Just like we start out Italian eating with pasta and pizza, anyone who grew up in Soviet Union, would tell you that Georgian food is Chicken Tabaka and Kharcho – a hearty meat based soup with tomato paste. Any food establishment – from government mandated greasy spoon stolovaya to fancy restaurants would serve these staples. Never mind that fragrant, fresh herbs and spices weren’t quite available freely, so everyone served whatever abridged, simplified, cheapened version of these dishes they could stir from the available ingredients. Still, they were wildly popular.
Meanwhile, Georgian food is incredibly diverse, colorful, complex in flavor. It requires patient, slow paced preparation, and if you pay attention to detail, it will reward you with amazing results, even the simplest of the dishes. To those not familiar with Georgian food, I highly recommend exploring it. It will suffice to say that one of the top ingredients is walnut. Walnuts are used to thicken the sauce, to coat the meat, to flavor soups, etc… Walnuts are everywhere, and you don’t get tired of them. Sauces are the mother of all here. They make Satzivi – a rich chicken dish with thick, yellowy, spicy walnut sauce, just to savor the sauce, hot or cold, with a fresh flat bread. The aforementioned Kharcho is a meal-in-one hearty soup, worthy of a king’s table. Chicken Tabaka is a flattened skillet fried cornish hen, rubbed with garlic and salt, and spiced with nothing but cayenne. And you haven’t lived if you didn’t try one of the many different kinds of Khachapuri – a savory cheese pie. Read up, poke around the Internet and find something that tickles your curiosity, you won’t regret it.
I shouldn’t spend any more time describing these gastronomical wonders, as I am currently fasting, and this makes me hungry.
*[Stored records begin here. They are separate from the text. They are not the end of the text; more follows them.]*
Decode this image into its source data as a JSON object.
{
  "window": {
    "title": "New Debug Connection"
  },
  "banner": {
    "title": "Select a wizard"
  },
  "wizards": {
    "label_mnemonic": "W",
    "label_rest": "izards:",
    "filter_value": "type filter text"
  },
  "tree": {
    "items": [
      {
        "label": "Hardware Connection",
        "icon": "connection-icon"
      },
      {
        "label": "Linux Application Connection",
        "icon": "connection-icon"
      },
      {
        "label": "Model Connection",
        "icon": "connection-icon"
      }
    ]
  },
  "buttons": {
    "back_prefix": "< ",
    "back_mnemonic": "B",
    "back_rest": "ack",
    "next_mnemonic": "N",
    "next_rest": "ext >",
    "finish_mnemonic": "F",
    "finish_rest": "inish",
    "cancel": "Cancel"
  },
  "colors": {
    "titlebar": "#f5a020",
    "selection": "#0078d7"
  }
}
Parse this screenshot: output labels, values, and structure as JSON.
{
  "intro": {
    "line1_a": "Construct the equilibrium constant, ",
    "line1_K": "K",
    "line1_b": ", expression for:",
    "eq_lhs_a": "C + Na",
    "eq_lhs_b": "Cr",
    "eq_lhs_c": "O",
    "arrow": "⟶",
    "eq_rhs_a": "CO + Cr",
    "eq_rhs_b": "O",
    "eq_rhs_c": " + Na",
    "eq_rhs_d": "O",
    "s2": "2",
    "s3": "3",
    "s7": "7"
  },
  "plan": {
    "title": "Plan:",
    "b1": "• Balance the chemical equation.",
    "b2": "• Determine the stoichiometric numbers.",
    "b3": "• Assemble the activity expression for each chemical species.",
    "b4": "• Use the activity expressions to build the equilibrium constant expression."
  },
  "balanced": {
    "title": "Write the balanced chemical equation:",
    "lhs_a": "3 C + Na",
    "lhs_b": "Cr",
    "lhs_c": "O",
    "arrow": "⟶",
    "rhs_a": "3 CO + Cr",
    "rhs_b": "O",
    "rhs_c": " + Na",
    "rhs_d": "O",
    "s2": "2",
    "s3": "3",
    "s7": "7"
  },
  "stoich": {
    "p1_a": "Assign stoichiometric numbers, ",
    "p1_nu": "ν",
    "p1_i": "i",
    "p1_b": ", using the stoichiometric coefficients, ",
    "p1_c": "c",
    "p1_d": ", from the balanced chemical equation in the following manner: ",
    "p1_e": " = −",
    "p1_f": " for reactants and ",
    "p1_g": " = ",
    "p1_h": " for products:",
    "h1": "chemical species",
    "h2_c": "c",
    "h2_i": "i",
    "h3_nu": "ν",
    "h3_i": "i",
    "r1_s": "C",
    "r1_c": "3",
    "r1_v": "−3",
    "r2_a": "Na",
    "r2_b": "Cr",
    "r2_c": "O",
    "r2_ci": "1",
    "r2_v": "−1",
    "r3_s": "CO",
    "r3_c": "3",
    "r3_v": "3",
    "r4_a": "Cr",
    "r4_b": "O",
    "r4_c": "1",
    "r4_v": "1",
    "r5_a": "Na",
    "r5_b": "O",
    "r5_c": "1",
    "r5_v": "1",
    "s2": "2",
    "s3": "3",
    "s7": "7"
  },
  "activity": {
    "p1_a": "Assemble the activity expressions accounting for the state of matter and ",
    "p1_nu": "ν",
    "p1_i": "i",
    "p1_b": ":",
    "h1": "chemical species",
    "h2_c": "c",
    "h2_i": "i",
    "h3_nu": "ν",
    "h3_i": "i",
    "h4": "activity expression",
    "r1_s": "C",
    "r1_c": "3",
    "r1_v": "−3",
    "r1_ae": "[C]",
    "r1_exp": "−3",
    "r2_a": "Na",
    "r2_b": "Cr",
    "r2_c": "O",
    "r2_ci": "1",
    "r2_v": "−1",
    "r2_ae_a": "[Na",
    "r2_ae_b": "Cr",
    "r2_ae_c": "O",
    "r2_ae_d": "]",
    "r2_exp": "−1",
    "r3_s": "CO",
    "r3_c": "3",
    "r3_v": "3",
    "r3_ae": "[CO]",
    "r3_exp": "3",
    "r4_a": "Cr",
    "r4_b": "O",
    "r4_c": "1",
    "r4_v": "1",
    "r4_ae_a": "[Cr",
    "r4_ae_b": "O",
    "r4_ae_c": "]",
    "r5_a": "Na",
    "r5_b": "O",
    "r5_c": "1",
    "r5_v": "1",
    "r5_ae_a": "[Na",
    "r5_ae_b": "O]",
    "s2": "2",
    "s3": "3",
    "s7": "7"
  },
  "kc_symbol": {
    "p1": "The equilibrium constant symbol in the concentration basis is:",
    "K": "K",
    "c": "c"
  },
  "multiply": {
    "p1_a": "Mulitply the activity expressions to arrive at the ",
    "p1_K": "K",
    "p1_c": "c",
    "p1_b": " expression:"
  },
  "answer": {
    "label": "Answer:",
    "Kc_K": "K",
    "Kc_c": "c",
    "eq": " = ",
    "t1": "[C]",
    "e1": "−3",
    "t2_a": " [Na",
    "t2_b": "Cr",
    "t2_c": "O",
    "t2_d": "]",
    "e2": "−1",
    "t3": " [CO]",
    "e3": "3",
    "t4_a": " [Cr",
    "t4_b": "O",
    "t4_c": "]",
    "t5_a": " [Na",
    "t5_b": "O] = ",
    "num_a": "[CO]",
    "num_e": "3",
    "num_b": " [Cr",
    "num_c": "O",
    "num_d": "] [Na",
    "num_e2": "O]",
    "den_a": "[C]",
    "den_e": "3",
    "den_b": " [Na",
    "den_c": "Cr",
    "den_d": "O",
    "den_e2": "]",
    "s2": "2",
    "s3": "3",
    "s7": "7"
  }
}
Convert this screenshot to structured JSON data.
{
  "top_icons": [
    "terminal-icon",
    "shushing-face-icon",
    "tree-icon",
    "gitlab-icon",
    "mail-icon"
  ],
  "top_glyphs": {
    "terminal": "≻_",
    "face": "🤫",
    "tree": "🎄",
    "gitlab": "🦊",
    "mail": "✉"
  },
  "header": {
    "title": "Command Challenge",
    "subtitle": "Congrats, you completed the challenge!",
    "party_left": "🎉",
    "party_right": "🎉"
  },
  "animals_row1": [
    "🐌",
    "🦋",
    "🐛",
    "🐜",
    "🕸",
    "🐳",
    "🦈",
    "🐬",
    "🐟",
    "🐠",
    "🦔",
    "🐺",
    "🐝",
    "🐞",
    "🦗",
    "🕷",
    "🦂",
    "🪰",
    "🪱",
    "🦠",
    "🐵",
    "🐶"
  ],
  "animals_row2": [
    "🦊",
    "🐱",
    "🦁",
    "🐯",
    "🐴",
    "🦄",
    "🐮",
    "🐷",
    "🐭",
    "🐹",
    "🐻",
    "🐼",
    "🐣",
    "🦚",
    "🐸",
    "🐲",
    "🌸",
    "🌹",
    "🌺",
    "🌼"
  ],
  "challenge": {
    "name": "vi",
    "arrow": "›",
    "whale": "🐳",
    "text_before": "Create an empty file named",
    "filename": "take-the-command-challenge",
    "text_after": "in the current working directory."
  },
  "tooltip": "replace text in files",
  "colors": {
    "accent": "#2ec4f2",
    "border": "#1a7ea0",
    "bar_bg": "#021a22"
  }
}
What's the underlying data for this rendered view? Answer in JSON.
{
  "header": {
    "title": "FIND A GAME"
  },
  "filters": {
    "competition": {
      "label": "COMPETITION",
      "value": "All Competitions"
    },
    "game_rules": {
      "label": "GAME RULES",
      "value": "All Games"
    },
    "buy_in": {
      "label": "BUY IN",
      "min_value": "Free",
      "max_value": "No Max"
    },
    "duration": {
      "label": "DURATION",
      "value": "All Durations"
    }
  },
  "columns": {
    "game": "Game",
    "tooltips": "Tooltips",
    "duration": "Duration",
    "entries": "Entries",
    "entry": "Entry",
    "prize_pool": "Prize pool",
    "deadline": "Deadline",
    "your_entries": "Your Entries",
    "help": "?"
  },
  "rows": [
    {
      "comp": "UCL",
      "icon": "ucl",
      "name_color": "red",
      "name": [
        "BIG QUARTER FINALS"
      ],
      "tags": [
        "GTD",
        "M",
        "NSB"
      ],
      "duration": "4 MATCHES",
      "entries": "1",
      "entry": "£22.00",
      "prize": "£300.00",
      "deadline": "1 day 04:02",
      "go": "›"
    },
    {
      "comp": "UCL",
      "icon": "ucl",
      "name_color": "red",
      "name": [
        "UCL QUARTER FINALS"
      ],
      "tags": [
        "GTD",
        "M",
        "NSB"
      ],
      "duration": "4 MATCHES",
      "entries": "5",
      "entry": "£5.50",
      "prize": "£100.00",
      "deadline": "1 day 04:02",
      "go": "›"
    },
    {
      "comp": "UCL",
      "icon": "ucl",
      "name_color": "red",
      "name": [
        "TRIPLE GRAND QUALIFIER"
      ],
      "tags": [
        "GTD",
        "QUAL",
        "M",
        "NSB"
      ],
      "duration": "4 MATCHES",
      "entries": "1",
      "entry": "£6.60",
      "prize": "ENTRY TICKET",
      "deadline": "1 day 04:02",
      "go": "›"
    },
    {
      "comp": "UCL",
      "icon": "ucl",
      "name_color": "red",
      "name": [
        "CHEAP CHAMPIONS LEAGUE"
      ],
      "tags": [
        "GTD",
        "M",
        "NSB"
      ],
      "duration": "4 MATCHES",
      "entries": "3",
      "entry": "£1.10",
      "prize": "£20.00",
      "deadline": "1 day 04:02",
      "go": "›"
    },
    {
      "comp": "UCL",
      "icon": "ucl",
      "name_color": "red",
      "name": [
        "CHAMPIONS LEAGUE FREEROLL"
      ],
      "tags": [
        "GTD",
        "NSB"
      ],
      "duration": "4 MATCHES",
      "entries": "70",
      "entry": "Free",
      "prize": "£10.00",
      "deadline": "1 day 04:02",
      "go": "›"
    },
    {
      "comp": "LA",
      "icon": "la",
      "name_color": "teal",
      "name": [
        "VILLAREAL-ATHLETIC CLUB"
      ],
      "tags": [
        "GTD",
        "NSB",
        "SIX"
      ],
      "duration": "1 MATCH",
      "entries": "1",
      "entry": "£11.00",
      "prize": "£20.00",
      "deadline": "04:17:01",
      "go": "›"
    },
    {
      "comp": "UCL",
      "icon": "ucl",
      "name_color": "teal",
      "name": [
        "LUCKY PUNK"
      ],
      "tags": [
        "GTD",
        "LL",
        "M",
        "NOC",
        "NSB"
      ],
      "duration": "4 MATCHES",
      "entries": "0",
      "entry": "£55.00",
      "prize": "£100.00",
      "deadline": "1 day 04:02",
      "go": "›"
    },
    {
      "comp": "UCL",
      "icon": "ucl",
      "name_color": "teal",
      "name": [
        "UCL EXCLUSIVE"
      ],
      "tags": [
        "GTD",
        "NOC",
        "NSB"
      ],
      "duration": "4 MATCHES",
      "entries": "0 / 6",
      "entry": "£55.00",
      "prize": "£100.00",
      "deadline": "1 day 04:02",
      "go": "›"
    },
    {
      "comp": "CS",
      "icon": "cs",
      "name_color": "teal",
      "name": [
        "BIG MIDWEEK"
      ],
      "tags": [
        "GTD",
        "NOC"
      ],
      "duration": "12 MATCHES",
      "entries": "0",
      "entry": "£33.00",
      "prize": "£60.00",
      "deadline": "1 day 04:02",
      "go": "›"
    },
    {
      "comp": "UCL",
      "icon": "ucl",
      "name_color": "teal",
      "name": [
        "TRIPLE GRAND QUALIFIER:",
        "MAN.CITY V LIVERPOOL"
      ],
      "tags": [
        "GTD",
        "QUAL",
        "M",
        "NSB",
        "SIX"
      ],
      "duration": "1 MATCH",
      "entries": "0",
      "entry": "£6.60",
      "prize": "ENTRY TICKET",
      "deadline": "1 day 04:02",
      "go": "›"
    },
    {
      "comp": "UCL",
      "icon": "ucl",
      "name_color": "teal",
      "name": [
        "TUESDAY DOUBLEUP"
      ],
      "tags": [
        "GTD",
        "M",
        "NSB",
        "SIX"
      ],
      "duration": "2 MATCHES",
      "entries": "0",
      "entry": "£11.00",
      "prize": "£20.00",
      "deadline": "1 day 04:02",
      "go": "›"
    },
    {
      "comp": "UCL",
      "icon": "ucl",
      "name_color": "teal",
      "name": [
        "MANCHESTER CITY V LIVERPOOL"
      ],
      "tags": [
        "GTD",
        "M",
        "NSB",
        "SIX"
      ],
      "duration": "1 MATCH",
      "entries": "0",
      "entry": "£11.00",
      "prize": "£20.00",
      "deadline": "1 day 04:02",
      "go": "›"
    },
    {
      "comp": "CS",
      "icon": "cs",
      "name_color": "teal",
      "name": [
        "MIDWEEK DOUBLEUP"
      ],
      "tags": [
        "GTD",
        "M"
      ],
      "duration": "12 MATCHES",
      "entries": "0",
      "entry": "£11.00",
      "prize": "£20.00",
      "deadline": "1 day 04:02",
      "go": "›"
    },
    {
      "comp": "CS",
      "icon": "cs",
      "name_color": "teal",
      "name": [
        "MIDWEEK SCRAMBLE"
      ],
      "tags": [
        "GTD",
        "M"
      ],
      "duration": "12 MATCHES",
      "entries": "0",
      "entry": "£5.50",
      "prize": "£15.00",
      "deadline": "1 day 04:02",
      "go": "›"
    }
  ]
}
So the other day I found myself in possession of about one and a half pounds of ground beef, and was torn between prospects of either a boring meatloaf or a grin of soviet fine cooking called in our household Pasta Navy, when I bumped into a post on one of the Russian cooking exchanges. It featured Georgian Khinkali – a large beef-n-onion filled dumpling, pinch-pleated at the top and poached slowly. I found that Khinkali is supposed to be eaten hot, by grabbing it by the “stem”, biting into the flesh carefully, sucking the beef juices out, then finishing all but the stem. Then you put the stem down on your plate, so that by the end of the feast you count all them to know your exact score. The recipe looked simple enough, and I tried it out.
You start off with a simple pasta dough, let it rest for 30 minutes to an hour before working with it. Then you roll it out to pasta thickness, cut out large circles, about 4 inches in diameter. I used a martini glass, which was perfect for this.
Then you fill them with the farce prepared from equal parts of ground beef (or lamb, or a mixture of beef and pork) and raw minced onion, a few spices such as mint, thyme, fresh parsley or Khmeli-Suneli, salt and pepper. Then you pinch. You pinch-pleat your dumpling into a fig shape, you make the stem, and then you grab it by the stem and boil it gently for about 5-6 minutes.
And then you eat. And you eat. You eat them with yoghurt mixed with garlic and parsley, or you eat them without anything at all. And I assure you, your stem count at the end of the meal will be quite high!